      So the new system is different, instead of saving the shading state (material settings) within a model, they are instead saved in a separate resource, which at the time is called SurfaceMaterial. A SurfaceMaterial is created as a resource in the content browser, and it contains the values for each material variable. It uses a currently existing material as a template, since the surface material doesn’t denote when it should be rendered. This makes it possible to create new surfaces by taking a template of a material, and then save material variables (textures, intensities etc) in a separate resource. When making new assets later on, it will be possible to use the same surface on several models, which is nice because it makes it faster for graphics artists to assign textures, alpha clip thresholds and texture multipliers since they only need to assign an already created material.

      Furthermore, since the state of a model is now detached from the model resource, it also allows us to change the material during run-time. This means we now (finally) have the ability to switch the material on objects in real-time, something which is extremely useful when for example hiding opaque objects to close to the camera, procedural dissolves, fades, etc.

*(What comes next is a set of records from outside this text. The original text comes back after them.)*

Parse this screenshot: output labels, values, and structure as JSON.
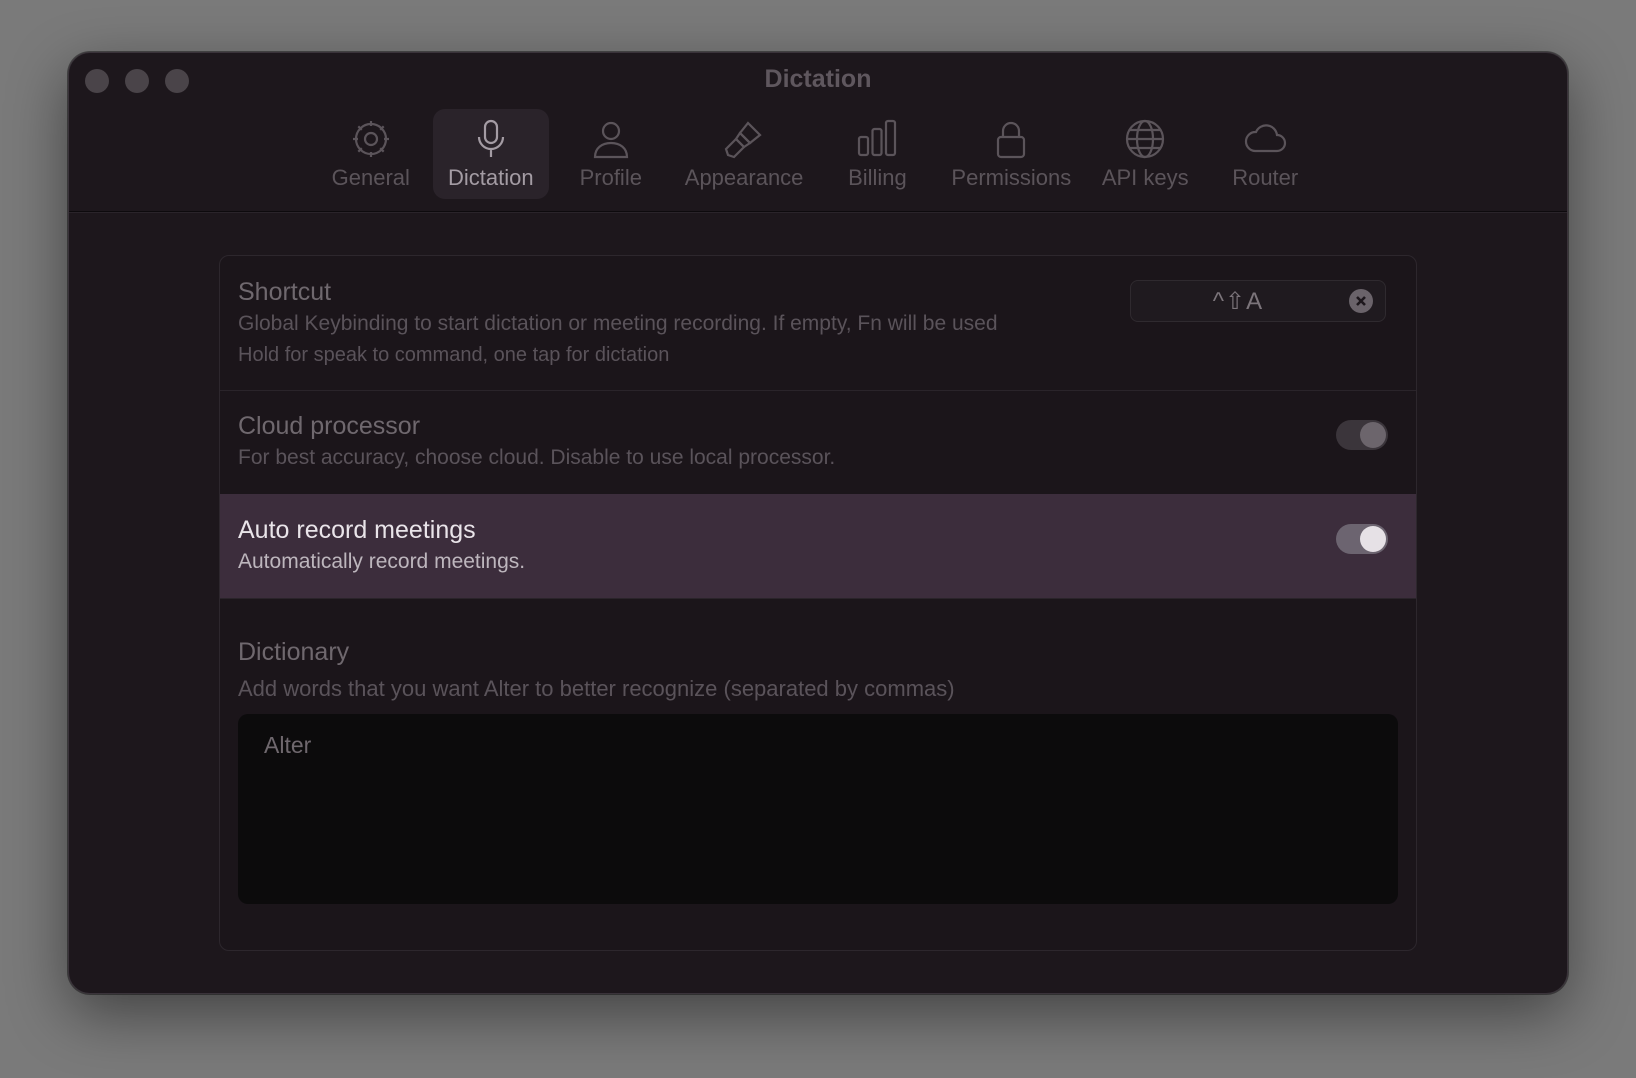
{
  "window": {
    "title": "Dictation"
  },
  "tabs": [
    {
      "label": "General",
      "icon": "gear-icon",
      "active": false
    },
    {
      "label": "Dictation",
      "icon": "microphone-icon",
      "active": true
    },
    {
      "label": "Profile",
      "icon": "person-icon",
      "active": false
    },
    {
      "label": "Appearance",
      "icon": "paintbrush-icon",
      "active": false
    },
    {
      "label": "Billing",
      "icon": "bar-chart-icon",
      "active": false
    },
    {
      "label": "Permissions",
      "icon": "lock-icon",
      "active": false
    },
    {
      "label": "API keys",
      "icon": "globe-icon",
      "active": false
    },
    {
      "label": "Router",
      "icon": "cloud-icon",
      "active": false
    }
  ],
  "settings": {
    "shortcut": {
      "title": "Shortcut",
      "description": "Global Keybinding to start dictation or meeting recording. If empty, Fn will be used",
      "hint": "Hold for speak to command, one tap for dictation",
      "keys": "^⇧A"
    },
    "cloud_processor": {
      "title": "Cloud processor",
      "description": "For best accuracy, choose cloud. Disable to use local processor.",
      "enabled": true
    },
    "auto_record": {
      "title": "Auto record meetings",
      "description": "Automatically record meetings.",
      "enabled": true
    },
    "dictionary": {
      "title": "Dictionary",
      "description": "Add words that you want Alter to better recognize (separated by commas)",
      "value": "Alter"
    }
  },
  "colors": {
    "background": "#1d171c",
    "highlight_row": "#3c2d3c"
  }
}
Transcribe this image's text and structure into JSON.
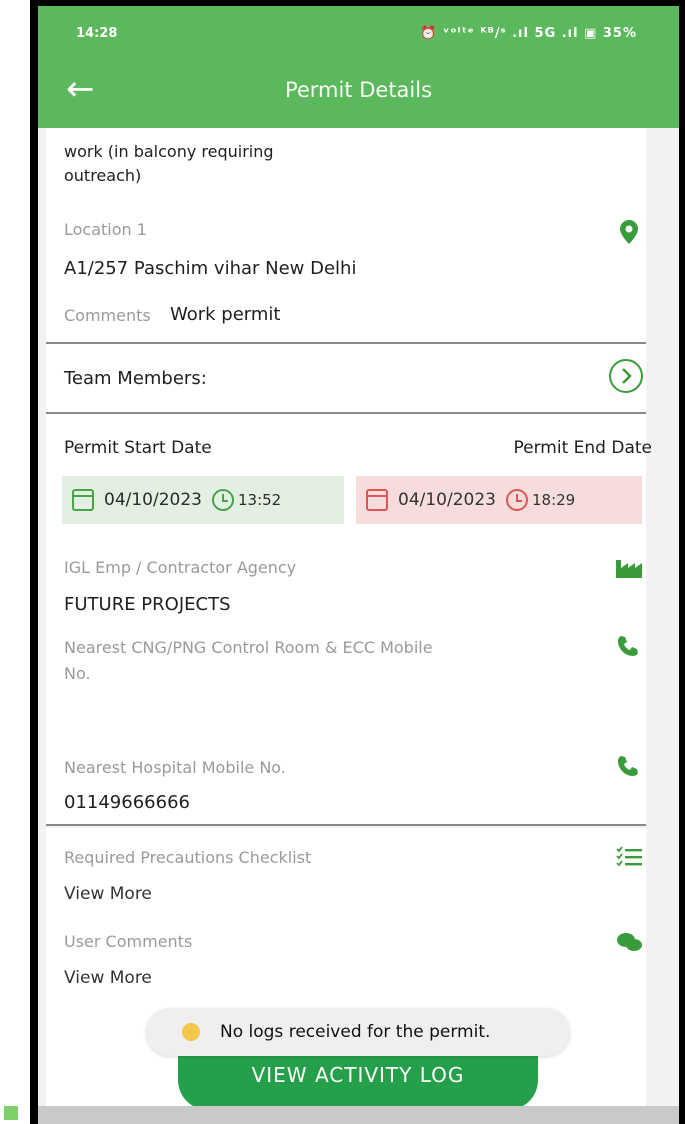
{
  "status_bar": {
    "time": "14:28",
    "indicators": "⏰ ᵛᵒˡᵗᵉ ᴷᴮ/ˢ .ıl 5G .ıl ▣ 35%"
  },
  "app_bar": {
    "back_icon": "arrow-left-icon",
    "title": "Permit Details"
  },
  "section1": {
    "work_text_line1": "work (in balcony requiring",
    "work_text_line2": "outreach)",
    "location_label": "Location 1",
    "location_value": "A1/257 Paschim vihar New Delhi",
    "comments_label": "Comments",
    "comments_value": "Work permit"
  },
  "team": {
    "label": "Team Members:"
  },
  "dates": {
    "start_label": "Permit Start Date",
    "end_label": "Permit End Date",
    "start_date": "04/10/2023",
    "start_time": "13:52",
    "end_date": "04/10/2023",
    "end_time": "18:29"
  },
  "agency": {
    "label": "IGL Emp / Contractor Agency",
    "value": "FUTURE PROJECTS"
  },
  "control_room": {
    "label_line1": "Nearest CNG/PNG Control Room & ECC Mobile",
    "label_line2": "No."
  },
  "hospital": {
    "label": "Nearest Hospital Mobile No.",
    "value": "01149666666"
  },
  "precautions": {
    "label": "Required Precautions Checklist",
    "link": "View More"
  },
  "user_comments": {
    "label": "User Comments",
    "link": "View More"
  },
  "toast": {
    "text": "No logs received for the permit."
  },
  "activity_button": {
    "label": "VIEW ACTIVITY LOG"
  },
  "colors": {
    "primary": "#5cb85c",
    "button": "#25a04a",
    "start_bg": "#e3efe3",
    "end_bg": "#f7dcdc"
  }
}
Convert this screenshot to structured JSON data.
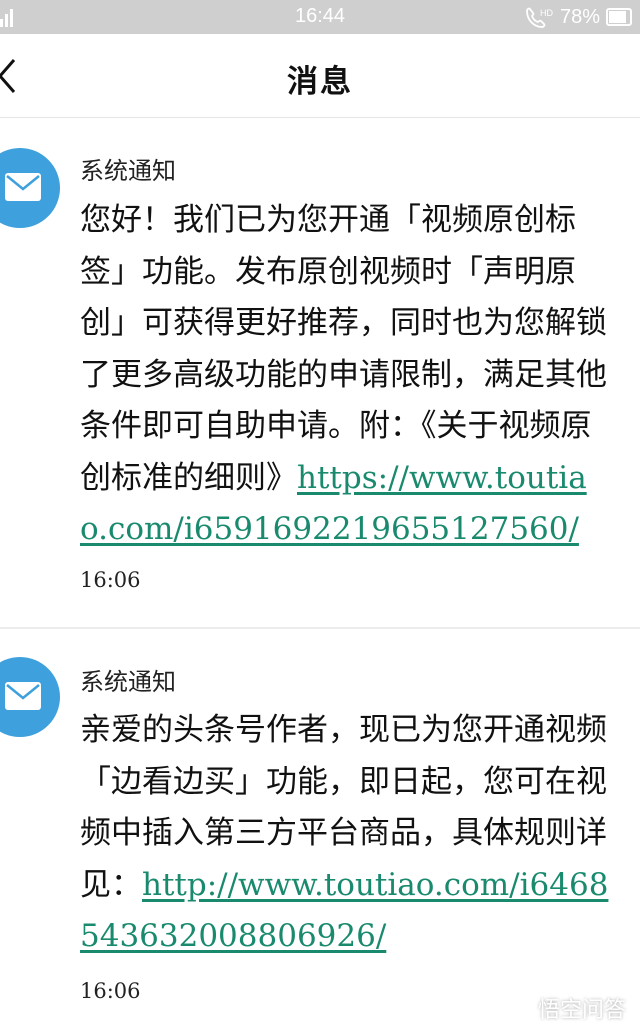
{
  "status_bar": {
    "time": "16:44",
    "network": "HD",
    "battery": "78%",
    "battery_level": 0.78
  },
  "nav": {
    "title": "消息"
  },
  "messages": [
    {
      "sender": "系统通知",
      "text": "您好！我们已为您开通「视频原创标签」功能。发布原创视频时「声明原创」可获得更好推荐，同时也为您解锁了更多高级功能的申请限制，满足其他条件即可自助申请。附：《关于视频原创标准的细则》",
      "link": "https://www.toutiao.com/i6591692219655127560/",
      "time": "16:06"
    },
    {
      "sender": "系统通知",
      "text": "亲爱的头条号作者，现已为您开通视频「边看边买」功能，即日起，您可在视频中插入第三方平台商品，具体规则详见：",
      "link": "http://www.toutiao.com/i6468543632008806926/",
      "time": "16:06"
    }
  ],
  "watermark": {
    "text": "悟空问答"
  },
  "colors": {
    "status_bar": "#cfcfcf",
    "avatar": "#3ea0dc",
    "link": "#1a8a6e",
    "divider": "#ececec"
  }
}
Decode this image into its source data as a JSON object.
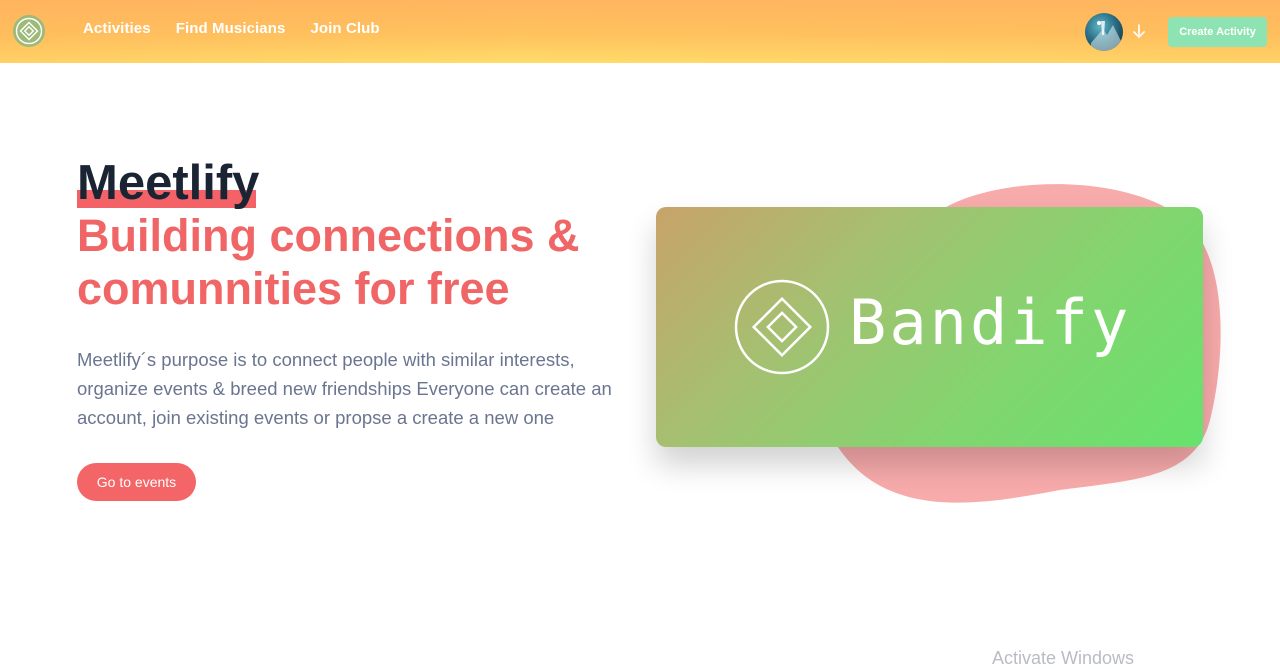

      In theory, it would also be possible to further improve performance by sorting each model node instance based on surface, which results in a surface only being applied once per frame, however it is difficult to filter out instance unique surfaces (for example if we have one object with a unique alpha blend factor). This might not be necessary (or even noticeable), since the shader subsystem will only actually apply a shader variable if it differs from what it currently is set, so setting the same surface multiple times result in close to no overhead.

      The original render system used a clever bucket-system, where model node instances would be put into buckets depending on shader. When I made the first iteration of the material system, I made it so that this bucket-system used materials to group (sort) objects, so that material switches would be as few as possible. However this system relied on the fact that materials are defined in the model resource. It was easy to switch this to a system where each model node instance would decide which bucket it would be put in.

      The biggest change is to convert all .attributes into surface XMLs, then remove those who are duplicates, then replace the field in each state node which corresponds to its material name to instead be the name of a generated surface. Perhaps it is just easiest to go through the projects, collect their values, make new materials and assign them manually. Then we also need to create tools to make materials with. This should be fairly straight-forward, seeing as we can change the state of a material by setting a value, and swap materials on models using the new system, so we should be able to visualize it easily enough.

      So instead of the above hierarchy, we have something like this:

      • SurfaceMaterial
        • Material
        • Variables
      • Model
        • Model node
          • Surface material name
          • Model node instances
            • Pointer to surface material